=== WORK TASK ===
Using the listing below, work out how many lines contain the word "vertrag", and respond with that number alone.

=== MATERIAL FOR THIS TASK ===
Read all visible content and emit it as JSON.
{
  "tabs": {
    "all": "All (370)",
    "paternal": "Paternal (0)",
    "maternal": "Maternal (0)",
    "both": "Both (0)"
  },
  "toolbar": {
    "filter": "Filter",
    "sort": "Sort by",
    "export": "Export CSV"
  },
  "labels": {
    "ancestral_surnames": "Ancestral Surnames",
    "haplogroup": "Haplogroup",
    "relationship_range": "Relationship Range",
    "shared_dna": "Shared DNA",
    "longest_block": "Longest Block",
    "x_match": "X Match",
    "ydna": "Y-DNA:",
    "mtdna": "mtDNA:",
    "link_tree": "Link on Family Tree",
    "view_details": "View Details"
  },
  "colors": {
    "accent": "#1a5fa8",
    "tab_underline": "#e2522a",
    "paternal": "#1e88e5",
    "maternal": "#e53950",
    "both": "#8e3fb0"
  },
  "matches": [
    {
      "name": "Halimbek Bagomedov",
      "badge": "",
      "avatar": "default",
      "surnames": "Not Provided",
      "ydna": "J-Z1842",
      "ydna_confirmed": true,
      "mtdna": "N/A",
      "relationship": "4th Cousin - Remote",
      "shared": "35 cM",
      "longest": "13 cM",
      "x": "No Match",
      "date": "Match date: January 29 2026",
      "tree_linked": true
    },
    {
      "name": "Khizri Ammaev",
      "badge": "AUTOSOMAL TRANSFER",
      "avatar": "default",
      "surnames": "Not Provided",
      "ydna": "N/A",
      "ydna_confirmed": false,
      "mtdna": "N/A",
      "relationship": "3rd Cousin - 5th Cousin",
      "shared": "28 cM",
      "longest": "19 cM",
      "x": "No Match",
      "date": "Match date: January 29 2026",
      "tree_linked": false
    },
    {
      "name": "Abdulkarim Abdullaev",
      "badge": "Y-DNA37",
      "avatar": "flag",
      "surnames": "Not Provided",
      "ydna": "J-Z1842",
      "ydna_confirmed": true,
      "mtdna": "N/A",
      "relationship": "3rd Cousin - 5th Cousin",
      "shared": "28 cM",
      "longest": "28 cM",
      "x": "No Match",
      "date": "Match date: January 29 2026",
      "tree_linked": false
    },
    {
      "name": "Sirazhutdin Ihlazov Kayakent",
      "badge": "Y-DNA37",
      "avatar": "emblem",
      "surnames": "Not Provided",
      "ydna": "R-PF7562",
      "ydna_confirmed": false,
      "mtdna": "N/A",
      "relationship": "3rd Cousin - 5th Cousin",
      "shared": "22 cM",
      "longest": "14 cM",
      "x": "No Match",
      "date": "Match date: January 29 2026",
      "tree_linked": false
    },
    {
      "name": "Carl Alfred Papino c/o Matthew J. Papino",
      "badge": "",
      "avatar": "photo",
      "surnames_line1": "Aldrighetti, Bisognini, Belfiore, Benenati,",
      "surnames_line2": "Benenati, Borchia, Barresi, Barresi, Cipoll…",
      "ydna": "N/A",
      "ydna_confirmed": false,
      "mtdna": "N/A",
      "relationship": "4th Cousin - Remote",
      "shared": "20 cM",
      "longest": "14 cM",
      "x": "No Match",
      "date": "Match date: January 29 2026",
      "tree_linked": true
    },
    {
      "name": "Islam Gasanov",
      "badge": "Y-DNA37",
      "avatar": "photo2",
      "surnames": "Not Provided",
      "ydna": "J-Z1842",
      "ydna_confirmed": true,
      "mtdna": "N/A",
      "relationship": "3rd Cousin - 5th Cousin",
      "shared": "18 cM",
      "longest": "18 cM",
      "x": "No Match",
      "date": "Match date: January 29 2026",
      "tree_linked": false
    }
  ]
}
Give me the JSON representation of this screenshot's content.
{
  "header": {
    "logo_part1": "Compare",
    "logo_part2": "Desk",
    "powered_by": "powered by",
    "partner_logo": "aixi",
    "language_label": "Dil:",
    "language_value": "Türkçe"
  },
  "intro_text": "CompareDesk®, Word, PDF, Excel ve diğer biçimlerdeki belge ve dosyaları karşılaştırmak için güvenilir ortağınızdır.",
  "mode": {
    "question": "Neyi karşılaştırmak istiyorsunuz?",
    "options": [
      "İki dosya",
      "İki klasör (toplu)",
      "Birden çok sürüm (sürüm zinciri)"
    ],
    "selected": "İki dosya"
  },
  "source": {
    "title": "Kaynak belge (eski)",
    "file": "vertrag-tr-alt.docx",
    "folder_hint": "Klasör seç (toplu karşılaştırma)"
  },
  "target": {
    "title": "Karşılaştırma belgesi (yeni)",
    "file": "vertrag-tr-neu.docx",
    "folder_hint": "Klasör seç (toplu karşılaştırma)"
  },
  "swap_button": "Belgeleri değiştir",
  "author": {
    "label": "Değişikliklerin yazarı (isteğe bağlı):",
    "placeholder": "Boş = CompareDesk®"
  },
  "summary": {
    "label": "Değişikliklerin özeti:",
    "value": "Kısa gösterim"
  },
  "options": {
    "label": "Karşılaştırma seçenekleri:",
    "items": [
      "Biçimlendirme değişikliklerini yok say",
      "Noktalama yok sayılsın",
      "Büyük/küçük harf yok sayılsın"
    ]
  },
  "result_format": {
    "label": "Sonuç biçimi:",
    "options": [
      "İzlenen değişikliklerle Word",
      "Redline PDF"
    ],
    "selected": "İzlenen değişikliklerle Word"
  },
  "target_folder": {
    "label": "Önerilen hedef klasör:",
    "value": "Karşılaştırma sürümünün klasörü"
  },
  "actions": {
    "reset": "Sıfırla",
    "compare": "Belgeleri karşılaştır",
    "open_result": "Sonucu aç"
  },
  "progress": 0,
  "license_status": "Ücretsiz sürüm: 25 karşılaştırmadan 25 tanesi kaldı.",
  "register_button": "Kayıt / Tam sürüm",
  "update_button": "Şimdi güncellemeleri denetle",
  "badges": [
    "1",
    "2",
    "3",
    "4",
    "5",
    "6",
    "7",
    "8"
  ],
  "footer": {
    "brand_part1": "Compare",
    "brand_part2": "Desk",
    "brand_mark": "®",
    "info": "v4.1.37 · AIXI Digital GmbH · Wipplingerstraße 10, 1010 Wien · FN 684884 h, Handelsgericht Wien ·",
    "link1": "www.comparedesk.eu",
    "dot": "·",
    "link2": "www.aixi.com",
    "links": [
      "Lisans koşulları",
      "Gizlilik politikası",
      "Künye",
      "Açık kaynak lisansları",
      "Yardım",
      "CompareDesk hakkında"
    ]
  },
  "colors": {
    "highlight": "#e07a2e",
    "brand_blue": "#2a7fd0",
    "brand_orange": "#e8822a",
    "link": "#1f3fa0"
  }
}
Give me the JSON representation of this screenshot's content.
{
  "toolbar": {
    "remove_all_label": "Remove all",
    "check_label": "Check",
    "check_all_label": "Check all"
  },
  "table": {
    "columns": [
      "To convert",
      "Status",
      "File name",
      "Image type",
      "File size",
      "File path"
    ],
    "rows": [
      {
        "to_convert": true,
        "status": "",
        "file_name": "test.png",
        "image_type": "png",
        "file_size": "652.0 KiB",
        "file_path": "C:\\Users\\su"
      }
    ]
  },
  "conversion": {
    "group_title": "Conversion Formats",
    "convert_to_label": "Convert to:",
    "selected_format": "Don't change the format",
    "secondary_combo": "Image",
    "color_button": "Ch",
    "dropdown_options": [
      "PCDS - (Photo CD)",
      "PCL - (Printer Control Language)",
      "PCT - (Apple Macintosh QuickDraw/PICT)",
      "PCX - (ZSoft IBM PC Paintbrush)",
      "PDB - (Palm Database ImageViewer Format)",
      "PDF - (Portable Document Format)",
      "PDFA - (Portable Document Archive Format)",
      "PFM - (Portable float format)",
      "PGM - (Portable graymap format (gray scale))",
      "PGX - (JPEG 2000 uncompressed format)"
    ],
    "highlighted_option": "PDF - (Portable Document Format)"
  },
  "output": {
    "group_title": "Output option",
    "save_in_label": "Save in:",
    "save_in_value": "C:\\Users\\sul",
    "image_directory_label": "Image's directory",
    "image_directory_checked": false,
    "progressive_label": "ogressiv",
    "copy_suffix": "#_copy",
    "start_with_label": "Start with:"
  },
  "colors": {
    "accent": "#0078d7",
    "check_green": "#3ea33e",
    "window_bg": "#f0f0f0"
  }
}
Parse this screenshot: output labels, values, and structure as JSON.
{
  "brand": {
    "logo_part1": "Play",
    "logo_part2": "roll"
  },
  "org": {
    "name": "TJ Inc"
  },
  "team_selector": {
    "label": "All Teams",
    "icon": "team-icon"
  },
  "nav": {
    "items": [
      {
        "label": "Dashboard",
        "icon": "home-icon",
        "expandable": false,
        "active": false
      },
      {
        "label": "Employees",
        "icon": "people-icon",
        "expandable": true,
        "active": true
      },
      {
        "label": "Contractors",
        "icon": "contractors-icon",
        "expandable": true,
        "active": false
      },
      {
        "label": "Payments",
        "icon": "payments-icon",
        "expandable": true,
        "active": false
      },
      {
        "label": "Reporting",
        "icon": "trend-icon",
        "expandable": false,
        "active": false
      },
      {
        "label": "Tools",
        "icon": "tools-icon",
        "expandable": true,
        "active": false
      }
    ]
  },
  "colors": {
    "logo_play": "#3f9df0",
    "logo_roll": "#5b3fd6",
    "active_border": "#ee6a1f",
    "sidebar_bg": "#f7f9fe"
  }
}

=== OUTPUT OF THE TASK ===
2